AIM OF THE EXERCISE | Write the records out again, unchanged.

[Data items]
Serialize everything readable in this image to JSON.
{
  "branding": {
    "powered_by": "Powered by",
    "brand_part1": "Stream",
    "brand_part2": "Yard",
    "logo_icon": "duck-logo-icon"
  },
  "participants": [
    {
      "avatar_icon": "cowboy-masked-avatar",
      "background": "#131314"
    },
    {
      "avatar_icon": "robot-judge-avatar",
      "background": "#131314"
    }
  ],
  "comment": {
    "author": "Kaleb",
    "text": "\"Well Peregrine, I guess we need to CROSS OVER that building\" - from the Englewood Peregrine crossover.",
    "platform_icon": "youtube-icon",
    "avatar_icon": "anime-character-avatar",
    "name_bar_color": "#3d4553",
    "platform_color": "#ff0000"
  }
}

SOLUTION |
Serialize everything readable in this image to JSON.
{
  "branding": {
    "powered_by": "Powered by",
    "brand_part1": "Stream",
    "brand_part2": "Yard",
    "logo_icon": "duck-logo-icon"
  },
  "participants": [
    {
      "avatar_icon": "cowboy-masked-avatar",
      "background": "#131314"
    },
    {
      "avatar_icon": "robot-judge-avatar",
      "background": "#131314"
    }
  ],
  "comment": {
    "author": "Kaleb",
    "text": "\"Well Peregrine, I guess we need to CROSS OVER that building\" - from the Englewood Peregrine crossover.",
    "platform_icon": "youtube-icon",
    "avatar_icon": "anime-character-avatar",
    "name_bar_color": "#3d4553",
    "platform_color": "#ff0000"
  }
}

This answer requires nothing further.